In a new study published in the leading international journal, Child Abuse and Neglect, University of South Australia researchers have found that by their mid-teens, children who were the subject of child protective services contact, are up to 52 per cent more likely to be hospitalised, for a range of problems, the most frequent being mental illness, toxic effects of drugs and physical injuries.

Research helps police understand child to parent abuse more than ever before
Researchers have provided detailed insights and recommendations to help one of the UK's largest police forces recognise, report and analyse instances of violence from children towards parents.

Drug reduces the risk of child sexual abuse
A drug that lowers levels of the male hormone testosterone in the body reduces the risk of men with pedophilic disorder sexually abusing children, a study from Karolinska Institutet published today in the journal JAMA Psychiatry shows.

Child abuse awareness month during COVID-19 pandemic
This Patient Page calls attention to risk factors for child abuse during the COVID-19 pandemic and discusses ways to reduce stress and risk of child abuse during social isolation.

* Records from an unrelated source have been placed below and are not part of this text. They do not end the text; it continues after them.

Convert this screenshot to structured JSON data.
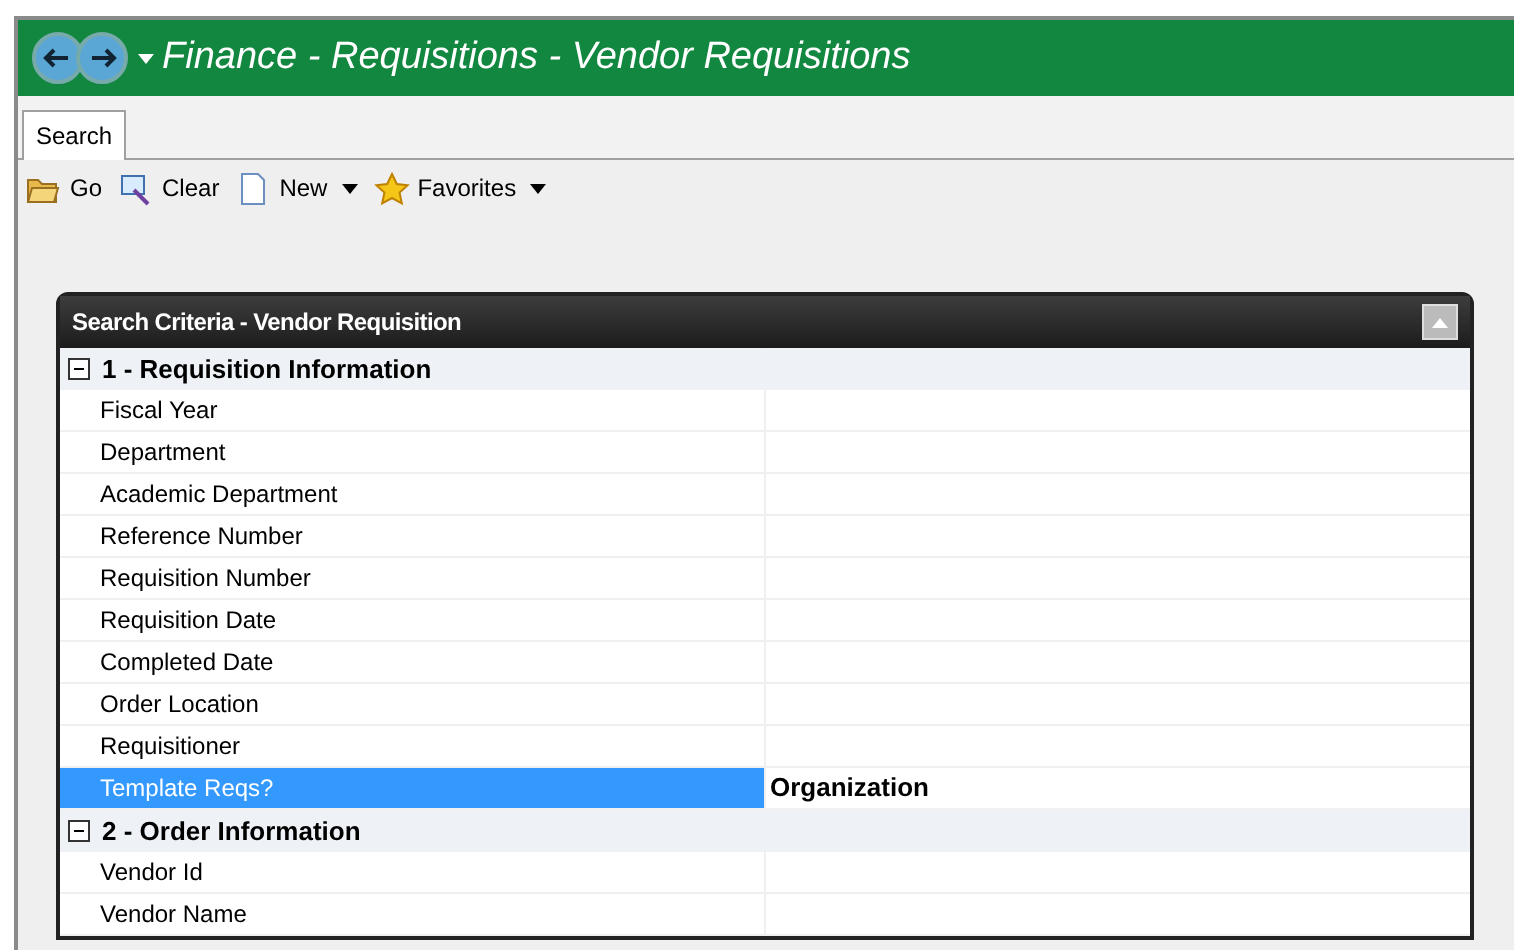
{
  "window": {
    "title": "Finance - Requisitions - Vendor Requisitions"
  },
  "tabs": [
    {
      "label": "Search",
      "selected": true
    }
  ],
  "toolbar": [
    {
      "kind": "go",
      "label": "Go",
      "dropdown": false
    },
    {
      "kind": "clear",
      "label": "Clear",
      "dropdown": false
    },
    {
      "kind": "new",
      "label": "New",
      "dropdown": true
    },
    {
      "kind": "favorites",
      "label": "Favorites",
      "dropdown": true
    }
  ],
  "panel": {
    "title": "Search Criteria - Vendor Requisition",
    "groups": [
      {
        "label": "1 - Requisition Information",
        "expanded": true,
        "rows": [
          {
            "label": "Fiscal Year",
            "selected": false
          },
          {
            "label": "Department",
            "selected": false
          },
          {
            "label": "Academic Department",
            "selected": false
          },
          {
            "label": "Reference Number",
            "selected": false
          },
          {
            "label": "Requisition Number",
            "selected": false
          },
          {
            "label": "Requisition Date",
            "selected": false
          },
          {
            "label": "Completed Date",
            "selected": false
          },
          {
            "label": "Order Location",
            "selected": false
          },
          {
            "label": "Requisitioner",
            "selected": false
          },
          {
            "label": "Template Reqs?",
            "selected": true,
            "value": "Organization"
          }
        ]
      },
      {
        "label": "2 - Order Information",
        "expanded": true,
        "rows": [
          {
            "label": "Vendor Id",
            "selected": false
          },
          {
            "label": "Vendor Name",
            "selected": false
          }
        ]
      }
    ]
  }
}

Infant home visiting program linked to less child abuse
Family Connects, a nurse home visiting program for newborns and their parents, is linked to substantial reductions in child maltreatment investigations in children's earliest years, according to new research from Duke University.

Child abuse associated with physiologically detected hot flashes
Childhood abuse has been shown to lead to an array of health problems later in life.

Injury more likely due to abuse when child was with male caregiver
The odds of child physical abuse vs. accidental injury increased substantially when the caregiver at the time of injury was male, according to a new study published in The Journal of Pediatrics.

Child abuse linked to risk of suicide in later life
Children who experience physical, sexual, and emotional abuse or neglect are at least two to three times more likely to attempt suicide in later life, according to the largest research review carried out of the topic.

Read More: Child Abuse News and Child Abuse Current Events
Brightsurf.com is a participant in the Amazon Services LLC Associates Program, an affiliate advertising program designed to provide a means for sites to earn advertising fees by advertising and linking to Amazon.com.